The story unfolds through a menu as a once well-received, now incarcerated chef walks us through her favourite dishes and the unsavoury string of events that led her to prison. The stage is practically bare, but for a single stainless steel worktop boasting a few essential cooking tools to set the mood. The central point of focus is the menu planning dry erase board perched on top of the work surface, where the chef changes the featured dish as she changes the discussion. We glide through a tasting menu, starting with a peach and moving down the line from curried tofu to risotto to desert. The discussion of each dish is associated with the developing story line; it’s clear that the chef communicates through food. Cooking is her first language and she only opens up as things relate to her dishes, or as elements of her cooking seminar (that seems to be what she’s giving us) jog her memory.

As Chef, Jade Anouka is a splendid and captivating life force: not one moment of the solo performance led my mind to wander. That’s rare praise from me, since I have never much cared for solo acts; my tastes tend towards chemistry between characters. But Anouka proves that a short, solo work can be as engaging and delightful to watch as any full cast drama. She takes on the occasional second party’s characteristic with such ease that it’s sometimes hard to forget there aren’t two people on the stage after all. She truly is an incredible performer, and I couldn’t be happier that I got to witness her work with such a sense of focus, timing and clear understanding of the work.

Mahfouz’s script sets her up for success from the beginning. Dripping with rhythm and metaphor, the writing negotiates the space between creative license and raw experience to perfection. Hardly a second seemed overdone; while there were moments where the weight of metaphors and references went straight over my head, they never gave me much pause and I was delighted to be enveloped in such deft writing.

Anouka and Mahfouz are a forced to be reckoned with and my only complaint is that the play, which began a hair after 7pm, had me blinking into the well-lit evening before 8pm. The play was far too short for my liking considering the quality of the work and I would have happily been back for a second act. I’ve seen enough solo acts that went on too long, but never one I would have gladly seen more of. It’s a real shame there isn’t more time to bask in Anouka’s stellar delivery of Mahfouz’s shining script.

Author: Sabrina Mahfouz
Director: Kristy Patrick Ward
Producer: Just for Laughs Theatricals
Box Office: 020 7478 0100
Booking Link: https://secure.sohotheatre.com/event/chef/book/?production=1088
Booking Until: 4 July 2015

About Chelsey Pippin

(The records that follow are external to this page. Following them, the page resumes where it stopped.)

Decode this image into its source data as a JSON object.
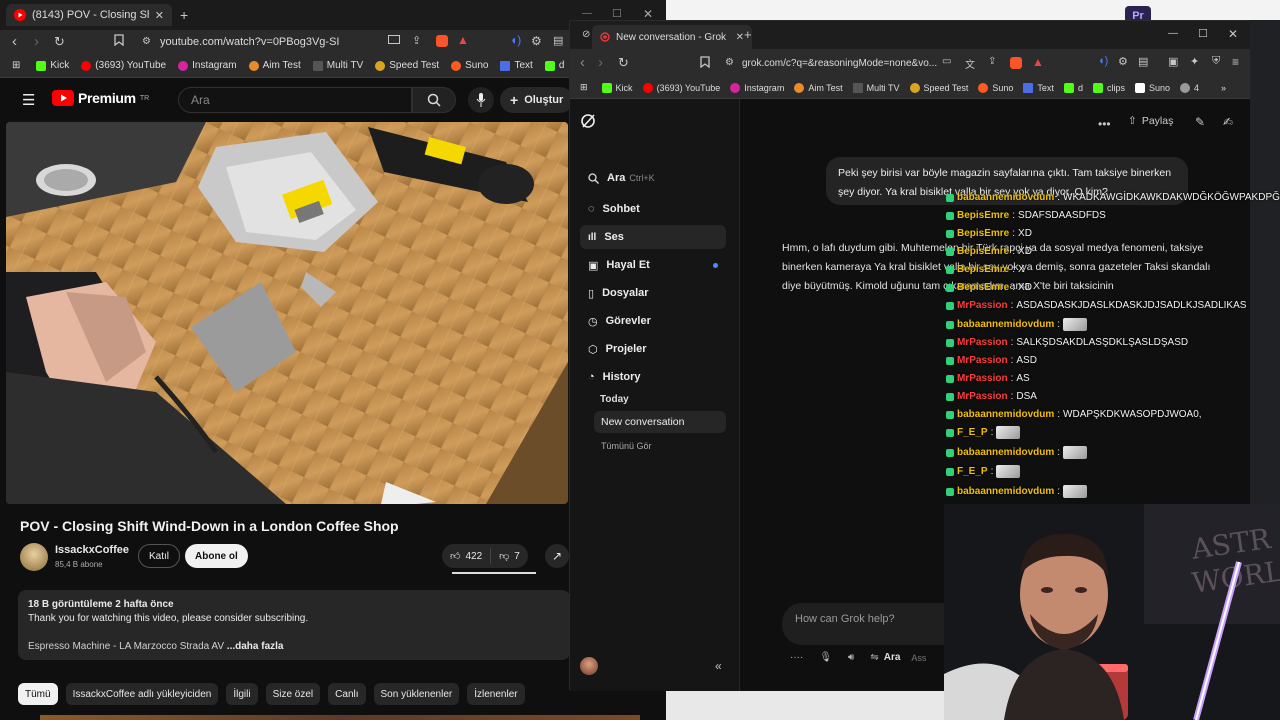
{
  "youtube": {
    "tab_title": "(8143) POV - Closing Shift Wind",
    "url": "youtube.com/watch?v=0PBog3Vg-SI",
    "bookmarks": [
      "Kick",
      "(3693) YouTube",
      "Instagram",
      "Aim Test",
      "Multi TV",
      "Speed Test",
      "Suno",
      "Text",
      "d",
      "clips"
    ],
    "logo": "Premium",
    "logo_sup": "TR",
    "search_placeholder": "Ara",
    "create_label": "Oluştur",
    "video_title": "POV - Closing Shift Wind-Down in a London Coffee Shop",
    "channel_name": "IssackxCoffee",
    "subscribers": "85,4 B abone",
    "join_label": "Katıl",
    "subscribe_label": "Abone ol",
    "likes": "422",
    "dislikes": "7",
    "desc_meta": "18 B görüntüleme  2 hafta önce",
    "desc_line": "Thank you for watching this video, please consider subscribing.",
    "desc_line2": "Espresso Machine - LA Marzocco Strada AV",
    "desc_more": "...daha fazla",
    "chips": [
      "Tümü",
      "IssackxCoffee adlı yükleyiciden",
      "İlgili",
      "Size özel",
      "Canlı",
      "Son yüklenenler",
      "İzlenenler"
    ]
  },
  "grok": {
    "tab_title": "New conversation - Grok",
    "url": "grok.com/c?q=&reasoningMode=none&vo...",
    "bookmarks": [
      "Kick",
      "(3693) YouTube",
      "Instagram",
      "Aim Test",
      "Multi TV",
      "Speed Test",
      "Suno",
      "Text",
      "d",
      "clips",
      "Suno",
      "4"
    ],
    "search_label": "Ara",
    "search_shortcut": "Ctrl+K",
    "nav": [
      "Sohbet",
      "Ses",
      "Hayal Et",
      "Dosyalar",
      "Görevler",
      "Projeler",
      "History"
    ],
    "today_label": "Today",
    "conversation_label": "New conversation",
    "see_all_label": "Tümünü Gör",
    "share_label": "Paylaş",
    "user_message": "Peki şey birisi var böyle magazin sayfalarına çıktı. Tam taksiye binerken şey diyor. Ya kral bisiklet valla bir şey yok ya diyor. O kim?",
    "assistant_message": "Hmm, o lafı duydum gibi. Muhtemelen bir Türk rapçi ya da sosyal medya fenomeni, taksiye binerken kameraya Ya kral bisiklet valla bir şey yok ya demiş, sonra gazeteler Taksi skandalı diye büyütmüş. Kimold uğunu tam çıkaramadım, ama X'te biri taksicinin",
    "prompt_placeholder": "How can Grok help?",
    "prompt_mode": "Ara",
    "prompt_mode_tail": "Ass"
  },
  "chat": [
    {
      "user": "babaannemidovdum",
      "color": "#f0c000",
      "msg": "WKADKAWGİDKAWKDAKWDĞKÖĞWPAKDPĞAWK",
      "emote": false
    },
    {
      "user": "BepisEmre",
      "color": "#f0c000",
      "msg": "SDAFSDAASDFDS",
      "emote": false
    },
    {
      "user": "BepisEmre",
      "color": "#f0c000",
      "msg": "XD",
      "emote": false
    },
    {
      "user": "BepisEmre",
      "color": "#f0c000",
      "msg": "XD",
      "emote": false
    },
    {
      "user": "BepisEmre",
      "color": "#f0c000",
      "msg": "X",
      "emote": false
    },
    {
      "user": "BepisEmre",
      "color": "#f0c000",
      "msg": "XD",
      "emote": false
    },
    {
      "user": "MrPassion",
      "color": "#ff3b3b",
      "msg": "ASDASDASKJDASLKDASKJDJSADLKJSADLIKAS",
      "emote": false
    },
    {
      "user": "babaannemidovdum",
      "color": "#f0c000",
      "msg": "",
      "emote": true
    },
    {
      "user": "MrPassion",
      "color": "#ff3b3b",
      "msg": "SALKŞDSAKDLASŞDKLŞASLDŞASD",
      "emote": false
    },
    {
      "user": "MrPassion",
      "color": "#ff3b3b",
      "msg": "ASD",
      "emote": false
    },
    {
      "user": "MrPassion",
      "color": "#ff3b3b",
      "msg": "AS",
      "emote": false
    },
    {
      "user": "MrPassion",
      "color": "#ff3b3b",
      "msg": "DSA",
      "emote": false
    },
    {
      "user": "babaannemidovdum",
      "color": "#f0c000",
      "msg": "WDAPŞKDKWASOPDJWOA0,",
      "emote": false
    },
    {
      "user": "F_E_P",
      "color": "#f0c000",
      "msg": "",
      "emote": true
    },
    {
      "user": "babaannemidovdum",
      "color": "#f0c000",
      "msg": "",
      "emote": true
    },
    {
      "user": "F_E_P",
      "color": "#f0c000",
      "msg": "",
      "emote": true
    },
    {
      "user": "babaannemidovdum",
      "color": "#f0c000",
      "msg": "",
      "emote": true
    }
  ]
}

Chelsey Pippin
Chelsey is a staff writer at BuzzFeed UK. Originally from the States, she came to London in 2012 to study at UCL and can't call anywhere else home. She's on the hunt for any fun, moving, or well-executed piece of theatre, and has a serious soft spot for good design, Neil Labute, and Harry Potter actors on stage.